When everything possible has been done to restrict mobbing, help those who have suffered the most from it. Sometimes a simple chat with a child and paying them more attention than unusual can provide him or her with support and significantly reduce risks. Remember that the victim and the offender face the biggest psychic health and ostracization risks, so both will require additional care. In some cases, when you notice worrying signs, for example, scars on hands from self-cutting, frequent wandering about or intoxication caused by substance abuse – help the child to find a specialist or institution that can provide him or her with the necessary support.
How can I start talking to pupils if there are concerns about possible mobbing?
It is important to remember that the problem usually does not lie with just one pupil – mobbing indicates more widespread problems. Therefore it cannot be resolved by punishing one guilty party alone. The most important thinks is to reduce the manifestations of mobbing to a minimum and to identify pupils, who need additional support.
Talk to each person involved individually. This will allow each person to say what they think and to feel heard. “I am concerned about what is happening in class. Therefore, your opinion matters a lot to me – what do you think is really going on?”
Validate emotions, but do not support abuse. “I understand that you feel angry and livid, you have every right to feel like this. But hitting another person is no solution. We cannot allow this.”

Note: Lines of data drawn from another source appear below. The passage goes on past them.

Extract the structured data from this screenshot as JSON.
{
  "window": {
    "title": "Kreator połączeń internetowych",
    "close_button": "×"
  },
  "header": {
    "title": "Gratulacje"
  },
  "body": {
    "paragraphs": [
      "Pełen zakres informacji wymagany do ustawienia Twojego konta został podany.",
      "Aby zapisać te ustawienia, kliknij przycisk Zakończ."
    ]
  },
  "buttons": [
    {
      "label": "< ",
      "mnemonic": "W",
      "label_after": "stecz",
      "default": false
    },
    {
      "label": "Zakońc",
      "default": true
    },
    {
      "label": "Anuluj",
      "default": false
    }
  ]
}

Identify risks and help to provide help. “I can see that you are depressed and are spending a lot of time alone. Sometime adolescents in your can manifest problems in the form of a depressive mood, anxiety or even in the desire to self-harm. Do you know a specialist to talk to about this, if necessary?”

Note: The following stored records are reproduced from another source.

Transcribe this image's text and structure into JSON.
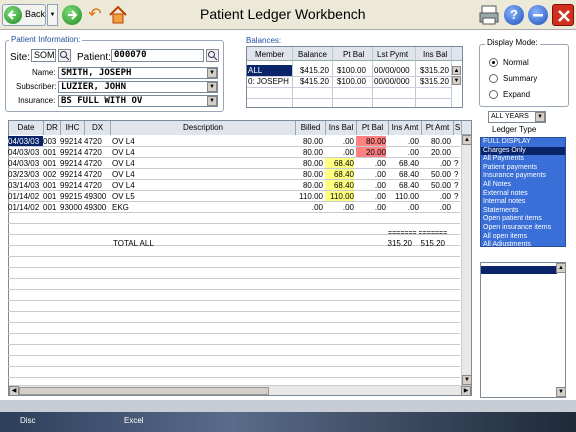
{
  "toolbar": {
    "back_label": "Back",
    "title": "Patient Ledger Workbench"
  },
  "patient_info": {
    "group_label": "Patient Information:",
    "site_label": "Site:",
    "site_value": "SOM",
    "patient_label": "Patient:",
    "patient_value": "000070",
    "name_label": "Name:",
    "name_value": "SMITH, JOSEPH",
    "subscriber_label": "Subscriber:",
    "subscriber_value": "LUZIER, JOHN",
    "insurance_label": "Insurance:",
    "insurance_value": "BS FULL WITH OV"
  },
  "balances": {
    "group_label": "Balances:",
    "headers": [
      "Member",
      "Balance",
      "Pt Bal",
      "Lst Pymt",
      "Ins Bal"
    ],
    "rows": [
      [
        "ALL",
        "$415.20",
        "$100.00",
        "00/00/000",
        "$315.20"
      ],
      [
        "0: JOSEPH",
        "$415.20",
        "$100.00",
        "00/00/000",
        "$315.20"
      ]
    ]
  },
  "display_mode": {
    "group_label": "Display Mode:",
    "options": [
      "Normal",
      "Summary",
      "Expand"
    ],
    "selected": "Normal"
  },
  "years_value": "ALL YEARS",
  "ledger_type_label": "Ledger Type",
  "ledger_types": [
    "FULL DISPLAY",
    "Charges Only",
    "All Payments",
    "Patient payments",
    "Insurance payments",
    "All Notes",
    "External notes",
    "Internal notes",
    "Statements",
    "Open patient items",
    "Open insurance items",
    "All open items",
    "All Adjustments"
  ],
  "ledger": {
    "headers": [
      "Date",
      "DR",
      "IHC",
      "DX",
      "Description",
      "Billed",
      "Ins Bal",
      "Pt Bal",
      "Ins Amt",
      "Pt Amt",
      "S"
    ],
    "rows": [
      {
        "date": "04/03/03",
        "dr": "003",
        "ihc": "99214",
        "dx": "4720",
        "desc": "OV L4",
        "billed": "80.00",
        "ins_bal": ".00",
        "pt_bal": "80.00",
        "ins_amt": ".00",
        "pt_amt": "80.00",
        "s": ""
      },
      {
        "date": "04/03/03",
        "dr": "001",
        "ihc": "99214",
        "dx": "4720",
        "desc": "OV L4",
        "billed": "80.00",
        "ins_bal": ".00",
        "pt_bal": "20.00",
        "ins_amt": ".00",
        "pt_amt": "20.00",
        "s": ""
      },
      {
        "date": "04/03/03",
        "dr": "001",
        "ihc": "99214",
        "dx": "4720",
        "desc": "OV L4",
        "billed": "80.00",
        "ins_bal": "68.40",
        "pt_bal": ".00",
        "ins_amt": "68.40",
        "pt_amt": ".00",
        "s": "?"
      },
      {
        "date": "03/23/03",
        "dr": "002",
        "ihc": "99214",
        "dx": "4720",
        "desc": "OV L4",
        "billed": "80.00",
        "ins_bal": "68.40",
        "pt_bal": ".00",
        "ins_amt": "68.40",
        "pt_amt": "50.00",
        "s": "?"
      },
      {
        "date": "03/14/03",
        "dr": "001",
        "ihc": "99214",
        "dx": "4720",
        "desc": "OV L4",
        "billed": "80.00",
        "ins_bal": "68.40",
        "pt_bal": ".00",
        "ins_amt": "68.40",
        "pt_amt": "50.00",
        "s": "?"
      },
      {
        "date": "01/14/02",
        "dr": "001",
        "ihc": "99215",
        "dx": "49300",
        "desc": "OV L5",
        "billed": "110.00",
        "ins_bal": "110.00",
        "pt_bal": ".00",
        "ins_amt": "110.00",
        "pt_amt": ".00",
        "s": "?"
      },
      {
        "date": "01/14/02",
        "dr": "001",
        "ihc": "93000",
        "dx": "49300",
        "desc": "EKG",
        "billed": ".00",
        "ins_bal": ".00",
        "pt_bal": ".00",
        "ins_amt": ".00",
        "pt_amt": ".00",
        "s": ""
      }
    ],
    "separator": "======= =======",
    "total_label": "TOTAL ALL",
    "total_ins": "315.20",
    "total_pt": "515.20"
  },
  "taskbar": {
    "disc_label": "Disc",
    "excel_label": "Excel"
  }
}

It is worth remembering that a child’s parents are his or her lawful representatives and they are entitled to know everything about potential risks to their child. You can never predict how a mobbing situation will develop further, therefore it is always worth informing parents, even if right now the risks do not seem all that great.” At the same time, it is worth preparing an action plan and assessing the extent to which the parents themselves should get involved in resolving the situation. The clearer your action plan, the more the parents will trust your ability to resolve a conflict situation.
How can mobbing be prevented?
The situation must be assessed
To reduce mobbing in schools, the whole school audience must be involved: school staff, parents and schoolchildren in order to:
- define the school’s values and activate them;
- develop an action plan to resolve and prevent mobbing situations;
- implement training for school staff, parents and schoolchildren – what should I do in a mobbing situation?
- implement training for school staff, parents and schoolchildren about inclusion, acceptance of diversity, and mutually respectful communication;
- set an example and implement the knowledge acquired during training in practice and resolve mobbing situations by studying the causes;
- regularly monitoring the situation in school.